Contracts for support until death should be one of the ways of providing adequate support to older persons when they need it the most. Instead of that, such kind of contracts have frequently been abused, resulting in leaving the older persons without both care and property.

That is why Ombudswoman Lora Vidović in her reports to the parliament recommends a range of concrete measures for diminishing the risks of abuse and strengthening the protection of older persons, however, only one of them has been implemented so far. Thus it is forbidden for the social care service providers, their employees and family members to conclude such kind of contracts. This positive change was brought by the amendments to the Social Care Act, which entered into force on 30th December 2017. No new positive steps in protection of older persons from the abuse of these contracts have been noticed, warned Ombudswoman on the occasion of the International Day of the Elderly, celebrating every year on 1st October at the UN initiative.

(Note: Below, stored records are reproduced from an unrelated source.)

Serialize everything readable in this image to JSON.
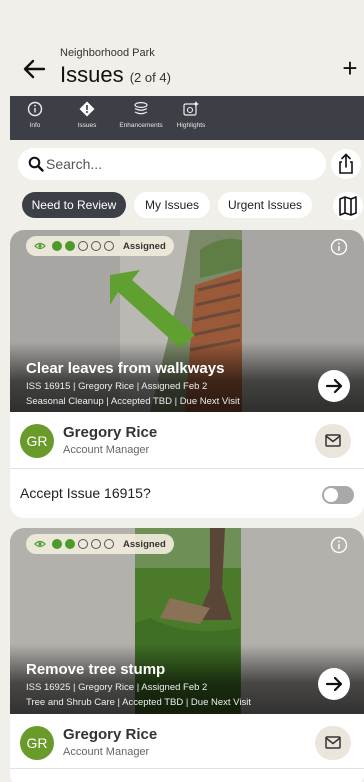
{
  "header": {
    "subtitle": "Neighborhood Park",
    "title": "Issues",
    "count": "(2 of 4)"
  },
  "tabs": [
    {
      "label": "Info",
      "icon": "info-icon"
    },
    {
      "label": "Issues",
      "icon": "alert-icon",
      "active": true
    },
    {
      "label": "Enhancements",
      "icon": "layers-icon"
    },
    {
      "label": "Highlights",
      "icon": "photo-star-icon"
    }
  ],
  "search": {
    "placeholder": "Search..."
  },
  "filters": [
    {
      "label": "Need to Review",
      "active": true
    },
    {
      "label": "My Issues",
      "active": false
    },
    {
      "label": "Urgent Issues",
      "active": false
    }
  ],
  "issues": [
    {
      "title": "Clear leaves from walkways",
      "meta1": "ISS 16915 | Gregory Rice | Assigned Feb 2",
      "meta2": "Seasonal Cleanup | Accepted TBD | Due Next Visit",
      "status": "Assigned",
      "progress": 2,
      "steps": 5,
      "assignee": {
        "initials": "GR",
        "name": "Gregory Rice",
        "role": "Account Manager"
      },
      "accept_label": "Accept Issue 16915?",
      "accepted": false
    },
    {
      "title": "Remove tree stump",
      "meta1": "ISS 16925 | Gregory Rice | Assigned Feb 2",
      "meta2": "Tree and Shrub Care | Accepted TBD | Due Next Visit",
      "status": "Assigned",
      "progress": 2,
      "steps": 5,
      "assignee": {
        "initials": "GR",
        "name": "Gregory Rice",
        "role": "Account Manager"
      }
    }
  ],
  "colors": {
    "accent": "#4c9a2a",
    "tabbar": "#3d3f47",
    "background": "#f0efea"
  }
}
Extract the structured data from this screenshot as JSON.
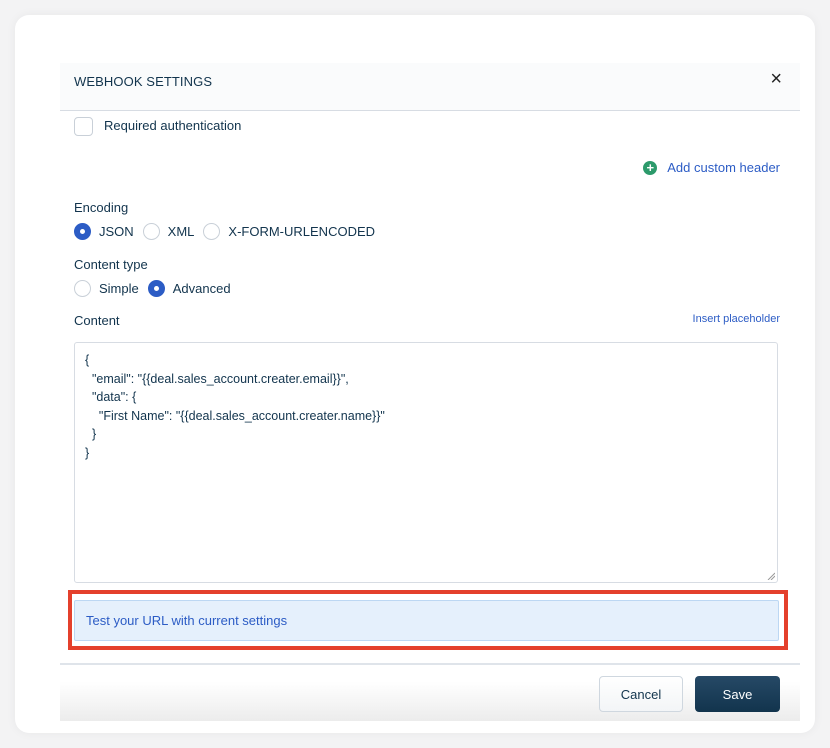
{
  "modal": {
    "title": "WEBHOOK SETTINGS",
    "close_icon": "×"
  },
  "auth": {
    "label": "Required authentication",
    "checked": false
  },
  "custom_header": {
    "icon": "+",
    "label": "Add custom header"
  },
  "encoding": {
    "label": "Encoding",
    "options": [
      {
        "label": "JSON",
        "selected": true
      },
      {
        "label": "XML",
        "selected": false
      },
      {
        "label": "X-FORM-URLENCODED",
        "selected": false
      }
    ]
  },
  "content_type": {
    "label": "Content type",
    "options": [
      {
        "label": "Simple",
        "selected": false
      },
      {
        "label": "Advanced",
        "selected": true
      }
    ]
  },
  "content": {
    "label": "Content",
    "insert_placeholder": "Insert placeholder",
    "value": "{\n  \"email\": \"{{deal.sales_account.creater.email}}\",\n  \"data\": {\n    \"First Name\": \"{{deal.sales_account.creater.name}}\"\n  }\n}"
  },
  "test": {
    "label": "Test your URL with current settings"
  },
  "footer": {
    "cancel_label": "Cancel",
    "save_label": "Save"
  },
  "colors": {
    "accent": "#2c5cc5",
    "primary_button": "#12344d",
    "highlight_border": "#e4402c",
    "add_icon": "#2c9a6b"
  }
}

Specifically, there is neither register of support providers nor is the number of such limited; one carer still may conclude contracts with even tens of older persons, which undermines any proper support. Hence, older persons seek help after the conclusion of such contract when the only remedy is a court procedure for its annulment. Having in mind that they often lack enough money, are of poor health and cannot care for themselves independently, a protracted court procedure may be fatal for them. Therefore it is of utmost importance that court procedures for the annulment of such contracts be prompt and that the older persons receive social care during the trial.